Can marching ants, schooling fish, and herding wildebeests teach us something about the morning commute? Robert Krulwich guides this unique melding of mathematics, physics, and behavioral science as Mitchell Joachim, Anna Nagurney and Iain Couzin examine the creative and sometimes counterintuitive solutions to one of the modern world’s most annoying problems.
Robert Krulwich is co-host of Radiolab, WNYC Radio’s Peabody Award-winning program about ‘big ideas’, now one of public radio’s most popular shows. It is carried on more than 500 radio stations and its podcasts are downloaded over 5 million times each month. He is also the author of the “Curiously Krulwich” blog, featured on National Geographic, where he illustrates hard-to-fathom concepts in science using drawings, cartoons, videos, and more. For over two decades Krulwich reported for CBS and ABC News, explaining complex subjects in a clear, compelling and entertaining way. He also hosted a season of the PBS program NOVA ScienceNOW. Among his honors are two Emmy, two Peabody, and a George Polk AAAS Science Journalism Award for the PBS special, Cracking the Code of Life. Krulwich earned a BA in history from Oberlin College and a law degree from Columbia University.
Anna Nagurney is the John F. Smith Memorial Professor in the Department of Finance and Operations Management at the University of Massachusetts, Amherst. Her research focuses on congested transportation networks and their relationship within different systems ranging from the Internet to global supply chains to electric power generation and distribution networks.
She is the founding director of the Virtual Center for Supernetworks and the Supernetworks Laboratory for Computation and Visualization at UMass Amherst.
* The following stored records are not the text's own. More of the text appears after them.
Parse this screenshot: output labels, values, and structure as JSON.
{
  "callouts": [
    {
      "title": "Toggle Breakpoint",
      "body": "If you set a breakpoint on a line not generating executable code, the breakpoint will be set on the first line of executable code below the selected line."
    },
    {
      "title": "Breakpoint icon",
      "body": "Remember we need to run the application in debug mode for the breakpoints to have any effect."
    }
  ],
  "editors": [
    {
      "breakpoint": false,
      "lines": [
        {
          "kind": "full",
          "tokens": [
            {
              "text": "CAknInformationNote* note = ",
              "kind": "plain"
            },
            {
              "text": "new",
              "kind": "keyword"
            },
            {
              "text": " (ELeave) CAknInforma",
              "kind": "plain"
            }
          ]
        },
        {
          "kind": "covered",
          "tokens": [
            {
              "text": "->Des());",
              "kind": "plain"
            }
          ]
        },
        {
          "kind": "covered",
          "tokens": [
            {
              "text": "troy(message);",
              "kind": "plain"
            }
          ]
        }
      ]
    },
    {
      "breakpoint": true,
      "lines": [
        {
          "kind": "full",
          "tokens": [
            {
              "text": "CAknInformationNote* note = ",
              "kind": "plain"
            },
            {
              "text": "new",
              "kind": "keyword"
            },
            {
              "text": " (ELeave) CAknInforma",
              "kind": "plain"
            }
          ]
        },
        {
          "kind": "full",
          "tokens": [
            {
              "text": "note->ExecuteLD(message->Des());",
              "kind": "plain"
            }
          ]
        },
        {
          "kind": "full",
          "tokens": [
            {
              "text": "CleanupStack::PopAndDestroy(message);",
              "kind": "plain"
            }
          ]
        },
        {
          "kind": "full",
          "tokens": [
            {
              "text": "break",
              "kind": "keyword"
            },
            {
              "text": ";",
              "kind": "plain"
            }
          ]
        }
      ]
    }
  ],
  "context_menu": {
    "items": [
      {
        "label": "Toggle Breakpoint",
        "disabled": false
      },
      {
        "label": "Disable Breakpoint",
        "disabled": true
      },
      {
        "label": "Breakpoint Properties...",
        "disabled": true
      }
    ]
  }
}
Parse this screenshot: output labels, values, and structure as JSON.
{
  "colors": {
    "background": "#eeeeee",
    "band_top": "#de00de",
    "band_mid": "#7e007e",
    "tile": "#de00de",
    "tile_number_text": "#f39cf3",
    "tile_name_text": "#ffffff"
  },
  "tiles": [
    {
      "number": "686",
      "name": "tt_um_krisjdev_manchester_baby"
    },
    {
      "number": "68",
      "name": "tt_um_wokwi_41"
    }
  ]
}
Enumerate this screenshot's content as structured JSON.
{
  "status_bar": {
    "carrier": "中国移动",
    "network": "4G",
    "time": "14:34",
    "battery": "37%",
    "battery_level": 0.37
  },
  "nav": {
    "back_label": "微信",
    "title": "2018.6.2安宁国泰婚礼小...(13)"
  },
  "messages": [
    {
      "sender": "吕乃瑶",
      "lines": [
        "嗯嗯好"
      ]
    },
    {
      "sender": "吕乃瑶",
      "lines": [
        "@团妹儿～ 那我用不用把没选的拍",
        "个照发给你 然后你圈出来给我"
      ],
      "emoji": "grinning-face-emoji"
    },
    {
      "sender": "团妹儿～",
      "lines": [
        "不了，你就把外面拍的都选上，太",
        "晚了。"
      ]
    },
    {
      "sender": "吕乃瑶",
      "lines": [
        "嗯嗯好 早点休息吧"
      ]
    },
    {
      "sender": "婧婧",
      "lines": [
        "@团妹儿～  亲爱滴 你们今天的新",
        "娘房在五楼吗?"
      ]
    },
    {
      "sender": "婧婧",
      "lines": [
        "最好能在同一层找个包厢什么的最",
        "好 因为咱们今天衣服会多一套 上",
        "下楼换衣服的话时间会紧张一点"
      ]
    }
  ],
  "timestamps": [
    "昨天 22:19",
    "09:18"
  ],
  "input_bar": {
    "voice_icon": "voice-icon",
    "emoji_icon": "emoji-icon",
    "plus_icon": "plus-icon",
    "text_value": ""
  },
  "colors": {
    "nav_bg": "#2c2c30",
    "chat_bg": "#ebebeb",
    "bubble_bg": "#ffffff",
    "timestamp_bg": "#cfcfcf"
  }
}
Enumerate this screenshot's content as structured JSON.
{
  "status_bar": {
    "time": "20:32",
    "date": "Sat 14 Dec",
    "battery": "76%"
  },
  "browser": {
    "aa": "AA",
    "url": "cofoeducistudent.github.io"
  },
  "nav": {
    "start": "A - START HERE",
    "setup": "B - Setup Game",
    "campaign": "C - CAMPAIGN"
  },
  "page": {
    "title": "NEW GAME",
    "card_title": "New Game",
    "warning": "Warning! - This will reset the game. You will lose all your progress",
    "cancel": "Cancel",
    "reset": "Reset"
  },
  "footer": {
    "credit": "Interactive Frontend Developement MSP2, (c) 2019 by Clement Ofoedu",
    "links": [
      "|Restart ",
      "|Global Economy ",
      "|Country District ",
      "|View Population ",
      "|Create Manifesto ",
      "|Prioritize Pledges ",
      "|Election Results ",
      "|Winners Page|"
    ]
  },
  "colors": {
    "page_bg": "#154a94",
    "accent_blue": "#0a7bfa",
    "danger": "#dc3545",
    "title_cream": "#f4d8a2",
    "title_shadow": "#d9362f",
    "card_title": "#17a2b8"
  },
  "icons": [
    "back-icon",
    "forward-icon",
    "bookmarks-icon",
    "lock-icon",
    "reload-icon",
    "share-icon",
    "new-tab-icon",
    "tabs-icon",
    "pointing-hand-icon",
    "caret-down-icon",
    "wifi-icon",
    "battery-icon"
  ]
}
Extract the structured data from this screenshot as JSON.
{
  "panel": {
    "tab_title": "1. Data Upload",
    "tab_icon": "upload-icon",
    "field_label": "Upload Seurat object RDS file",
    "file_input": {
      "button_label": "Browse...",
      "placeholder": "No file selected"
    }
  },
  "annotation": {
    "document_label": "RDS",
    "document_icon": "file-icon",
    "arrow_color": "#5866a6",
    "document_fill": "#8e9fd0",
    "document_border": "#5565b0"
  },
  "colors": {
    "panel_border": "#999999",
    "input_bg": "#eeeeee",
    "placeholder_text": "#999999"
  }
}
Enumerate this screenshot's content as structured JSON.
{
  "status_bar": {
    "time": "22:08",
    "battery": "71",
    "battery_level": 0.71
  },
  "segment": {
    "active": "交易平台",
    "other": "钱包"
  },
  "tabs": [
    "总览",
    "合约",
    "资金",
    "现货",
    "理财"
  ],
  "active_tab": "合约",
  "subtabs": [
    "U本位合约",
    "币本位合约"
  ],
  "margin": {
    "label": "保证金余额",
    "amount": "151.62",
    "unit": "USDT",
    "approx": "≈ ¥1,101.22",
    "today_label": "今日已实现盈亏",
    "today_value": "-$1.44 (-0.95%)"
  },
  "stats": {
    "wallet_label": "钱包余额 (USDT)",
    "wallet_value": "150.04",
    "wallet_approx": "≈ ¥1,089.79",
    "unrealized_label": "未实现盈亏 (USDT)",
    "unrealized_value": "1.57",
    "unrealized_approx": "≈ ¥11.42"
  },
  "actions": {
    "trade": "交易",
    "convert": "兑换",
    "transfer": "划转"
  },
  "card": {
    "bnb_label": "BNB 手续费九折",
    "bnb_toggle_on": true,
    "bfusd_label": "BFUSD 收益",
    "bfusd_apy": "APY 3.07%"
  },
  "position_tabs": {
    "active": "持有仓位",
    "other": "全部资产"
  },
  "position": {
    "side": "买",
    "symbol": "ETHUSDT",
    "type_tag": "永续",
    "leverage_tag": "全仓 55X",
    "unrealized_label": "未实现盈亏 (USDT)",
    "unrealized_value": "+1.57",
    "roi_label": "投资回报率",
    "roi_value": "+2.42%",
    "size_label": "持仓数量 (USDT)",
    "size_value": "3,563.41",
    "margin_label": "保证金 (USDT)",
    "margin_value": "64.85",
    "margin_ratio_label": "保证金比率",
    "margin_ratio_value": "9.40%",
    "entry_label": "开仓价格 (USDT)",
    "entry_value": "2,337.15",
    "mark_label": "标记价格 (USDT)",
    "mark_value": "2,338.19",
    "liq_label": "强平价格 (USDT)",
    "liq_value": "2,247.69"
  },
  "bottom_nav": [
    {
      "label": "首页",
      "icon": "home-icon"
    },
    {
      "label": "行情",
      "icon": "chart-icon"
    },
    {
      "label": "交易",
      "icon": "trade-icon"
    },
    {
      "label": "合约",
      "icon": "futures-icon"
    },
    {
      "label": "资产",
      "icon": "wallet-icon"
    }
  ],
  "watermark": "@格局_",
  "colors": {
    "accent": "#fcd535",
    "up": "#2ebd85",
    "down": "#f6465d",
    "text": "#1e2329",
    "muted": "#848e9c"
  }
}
Professor Nagurney is also an Affiliated Faculty Member in the Department of Civil and Environmental Engineering and the Department of Mechanical and Industrial Engineering at UMass Amherst. She received her AB, ScB, ScM, and PhD degrees (the latter three in Applied Mathematics) from Brown University in Providence, Rhode Island.
Professor Nagurney’s blog, RENeW (Research, Education, and Networks: A Female Professor Speaks) is at:annanagurney.blogspot.com
Mitchell Joachim is on the faculty at Columbia University and Parsons School of Design. He is a partner in Terrefuge, a New York-based organization for philanthropic architecture and ecological design. His design of a compact, stackable “city car,” developed with the MIT Smart Cities Group, won the 2007 Time Magazine “Best Invention of the Year.” He was formerly an architect at Gehry Partners, Michael Sorkin Studio, and Pei Cobb Freed & Partners.
Joachim’s awards include the Moshe Safdie and Associates Research Fellowship and the Martin Family Society Fellow for Sustainability at MIT. He won the History Channel and Infiniti Design Excellence Award for the City of the Future, New York and Time Magazine Best Invention of the Year 2007, Compacted Car with MIT Smart Cities Group. He was selected by Wired magazine for “The 2008 Smart List: 15 People the Next President Should Listen To”.
Iain Couzin is Assistant Professor in the Department of Ecology and Evolutionary Biology at Princeton University. He studies the actions and interactions that give rise to collective behavior—from marching ants and swarming locusts to flocking birds and crowds of people—and what we might learn from successful swarming.
Dr. Iain Couzin is an assistant professor in the Department of Ecology and Evolutionary Biology and associated faculty in Applied and Computational Mathematics at Princeton University since 2007. Previously, he was a Royal Society University Research Fellow in the Department of Zoology, University of Oxford, and Junior Research Fellow in the Sciences at Balliol College. His research is widely published in leading international journals including Nature, Science, Proceedings of the National Academy of Sciences USA and Current Biology.
In recognition of his innovative research he was recipient of a Searle Scholar Award in 2008 and the Mohammed Dahleh Award and Distinguished Lectureship form the University of California Santa Barbara in 2009.